Records shown:
● ● ● ●

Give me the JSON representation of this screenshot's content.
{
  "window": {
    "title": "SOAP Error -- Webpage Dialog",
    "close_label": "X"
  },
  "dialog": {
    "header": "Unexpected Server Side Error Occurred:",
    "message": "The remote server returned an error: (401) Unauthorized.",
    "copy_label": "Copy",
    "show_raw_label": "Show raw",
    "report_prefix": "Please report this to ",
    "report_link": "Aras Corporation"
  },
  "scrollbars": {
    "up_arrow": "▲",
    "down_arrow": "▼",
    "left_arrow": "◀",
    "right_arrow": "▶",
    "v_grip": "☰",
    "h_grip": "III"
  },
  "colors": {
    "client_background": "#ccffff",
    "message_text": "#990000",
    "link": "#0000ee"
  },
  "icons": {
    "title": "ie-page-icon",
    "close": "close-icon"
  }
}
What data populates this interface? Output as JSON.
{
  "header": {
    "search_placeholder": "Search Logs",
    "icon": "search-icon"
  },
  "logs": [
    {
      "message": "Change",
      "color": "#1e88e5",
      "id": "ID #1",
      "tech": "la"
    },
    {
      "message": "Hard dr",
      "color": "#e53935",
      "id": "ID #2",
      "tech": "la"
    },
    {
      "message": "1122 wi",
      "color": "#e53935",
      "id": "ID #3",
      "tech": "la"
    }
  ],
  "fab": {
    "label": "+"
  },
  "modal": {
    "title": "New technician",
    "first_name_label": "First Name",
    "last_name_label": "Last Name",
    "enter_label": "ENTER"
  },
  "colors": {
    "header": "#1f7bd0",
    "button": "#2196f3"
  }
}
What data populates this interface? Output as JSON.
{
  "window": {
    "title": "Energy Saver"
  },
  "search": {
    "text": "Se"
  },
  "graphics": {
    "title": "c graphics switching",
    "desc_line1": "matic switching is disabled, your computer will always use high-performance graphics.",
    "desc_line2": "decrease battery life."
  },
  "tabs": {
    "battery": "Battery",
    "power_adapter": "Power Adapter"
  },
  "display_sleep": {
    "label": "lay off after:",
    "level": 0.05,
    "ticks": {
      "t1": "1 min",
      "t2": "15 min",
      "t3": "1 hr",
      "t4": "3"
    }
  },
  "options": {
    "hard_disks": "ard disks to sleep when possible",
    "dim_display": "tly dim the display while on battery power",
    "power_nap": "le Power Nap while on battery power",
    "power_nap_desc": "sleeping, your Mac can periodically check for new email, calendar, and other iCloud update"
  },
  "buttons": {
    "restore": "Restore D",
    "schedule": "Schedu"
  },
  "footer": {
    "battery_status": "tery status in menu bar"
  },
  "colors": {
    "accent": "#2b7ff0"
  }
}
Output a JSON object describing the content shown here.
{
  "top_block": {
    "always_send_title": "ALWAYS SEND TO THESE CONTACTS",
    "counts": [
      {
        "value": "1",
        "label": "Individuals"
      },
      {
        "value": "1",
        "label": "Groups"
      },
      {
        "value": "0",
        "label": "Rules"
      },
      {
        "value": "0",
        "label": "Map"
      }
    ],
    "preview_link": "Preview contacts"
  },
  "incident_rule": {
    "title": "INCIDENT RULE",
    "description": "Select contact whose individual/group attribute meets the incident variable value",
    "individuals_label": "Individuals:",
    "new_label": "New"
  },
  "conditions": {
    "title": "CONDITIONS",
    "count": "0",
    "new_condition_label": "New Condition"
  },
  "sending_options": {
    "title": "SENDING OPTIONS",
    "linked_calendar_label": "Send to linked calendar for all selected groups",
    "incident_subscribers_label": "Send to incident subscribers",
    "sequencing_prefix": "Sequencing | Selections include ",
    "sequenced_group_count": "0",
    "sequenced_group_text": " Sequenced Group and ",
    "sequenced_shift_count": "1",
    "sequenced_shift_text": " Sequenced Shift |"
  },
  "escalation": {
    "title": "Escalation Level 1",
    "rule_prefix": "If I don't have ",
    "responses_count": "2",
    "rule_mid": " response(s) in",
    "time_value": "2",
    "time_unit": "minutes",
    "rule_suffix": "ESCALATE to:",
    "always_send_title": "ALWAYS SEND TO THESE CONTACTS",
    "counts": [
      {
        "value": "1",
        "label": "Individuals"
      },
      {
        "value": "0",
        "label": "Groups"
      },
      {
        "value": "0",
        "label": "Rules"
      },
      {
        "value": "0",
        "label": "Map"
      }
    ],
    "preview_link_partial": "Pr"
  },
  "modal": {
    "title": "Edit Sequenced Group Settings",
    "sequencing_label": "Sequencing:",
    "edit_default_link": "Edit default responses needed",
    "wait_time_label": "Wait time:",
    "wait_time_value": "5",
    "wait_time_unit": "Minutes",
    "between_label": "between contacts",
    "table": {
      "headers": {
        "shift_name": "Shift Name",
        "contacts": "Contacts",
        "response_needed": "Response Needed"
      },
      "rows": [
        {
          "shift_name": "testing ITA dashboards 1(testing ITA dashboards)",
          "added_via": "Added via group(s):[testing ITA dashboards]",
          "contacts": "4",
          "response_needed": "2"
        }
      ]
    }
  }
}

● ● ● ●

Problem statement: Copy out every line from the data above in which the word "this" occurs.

Answer:
Give me the JSON representation of this screenshot's content.
    "report_prefix": "Please report this to ",
What data populates this interface? Output as JSON.
What data populates this interface? Output as JSON.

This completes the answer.